Sierra Leone’s president accused the US of forcing him to interfere in his country’s June 24 election count, a comment that contrasted sharply with Washington’s concerns about the poll’s impartiality.
“When the elections were at the height — of calling the results — this is when the problems started,” President Julius Maada Bio said during a speaking event at American University in Washington.
The Election Commission of Sierra Leone (ECSL), he said, “had done all their calculations, collations, all the processes. I was now requested to stop them from calling the result by the United States. So I don’t know who is accusing who of interference.”
“They are an independent, semiautonomous body,” the president said of the ECSL. “I declined, and I said I have never called this institution, I am not going to call them now.”
Bio, 59, was reelected in a disputed vote criticized by both the opposition and international observers.
Following the election, delegations from the United States, European Union, France, Ireland, and Germany issued a united statement in which they expressed their worry “about the lack of transparency in the tabulation process.”
Some predicted that the country’s high inflation and dismal economic situation would provide an opening for the opposition ahead of the election. Bio received 56.17 percent of the vote, which was slightly more than the 55 percent required to avoid a runoff.
The State Department imposed visa restrictions on persons “believed to be responsible for, or complicit in, undermining democracy in Sierra Leone,” including through vote rigging or intimidation of election monitors, on August 31.
The names of those targeted were not made public, and visa decisions are confidential under US law.
“Elections are always contentious issues, no matter where they happen in the world, including the United States,” Bio said during the event at his alma mater, where he earned his Bachelor’s and Master’s degrees following his move to the United States, after handing over power from the military junta he briefly led to a democratically elected government in the 1990s.
When “the United States casts doubt on the credibility (of the election), you are calling for a coup,” Bio said.
“The same representatives of the United States have told us that in any case, they just wanted a second round.
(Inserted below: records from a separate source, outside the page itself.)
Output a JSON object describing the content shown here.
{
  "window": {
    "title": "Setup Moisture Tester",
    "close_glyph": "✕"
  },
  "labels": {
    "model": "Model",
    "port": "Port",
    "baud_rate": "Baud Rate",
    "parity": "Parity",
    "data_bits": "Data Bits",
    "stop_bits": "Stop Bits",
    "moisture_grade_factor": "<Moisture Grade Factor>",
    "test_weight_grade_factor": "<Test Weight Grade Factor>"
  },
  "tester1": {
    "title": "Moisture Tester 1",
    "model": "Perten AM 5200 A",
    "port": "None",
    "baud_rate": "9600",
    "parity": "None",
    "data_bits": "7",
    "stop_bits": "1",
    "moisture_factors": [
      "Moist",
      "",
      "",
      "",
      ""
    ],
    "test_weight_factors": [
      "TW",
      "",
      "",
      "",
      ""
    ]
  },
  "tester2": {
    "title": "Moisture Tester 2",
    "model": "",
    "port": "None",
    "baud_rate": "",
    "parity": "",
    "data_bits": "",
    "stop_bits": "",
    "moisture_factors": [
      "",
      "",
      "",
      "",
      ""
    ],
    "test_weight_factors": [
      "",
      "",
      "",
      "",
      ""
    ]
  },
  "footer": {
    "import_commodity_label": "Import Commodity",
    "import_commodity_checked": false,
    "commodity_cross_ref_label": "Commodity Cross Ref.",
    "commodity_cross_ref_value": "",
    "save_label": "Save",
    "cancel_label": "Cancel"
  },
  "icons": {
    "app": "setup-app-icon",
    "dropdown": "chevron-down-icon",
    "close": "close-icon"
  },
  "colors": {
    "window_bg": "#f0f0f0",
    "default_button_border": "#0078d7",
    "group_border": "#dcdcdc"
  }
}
In any case, I was going to win, because all the polls have made that clear.”
Sierra Leonean Information Minister Chernor Bah told AFP that “I cannot speak to the US motivation” behind allegedly asking Bio to interfere in the ECSL’s announcement.
“You’ll have to ask the US that.”
Freetown still has a “great relationship” with Washington and looks forward to maintaining it, Bio said.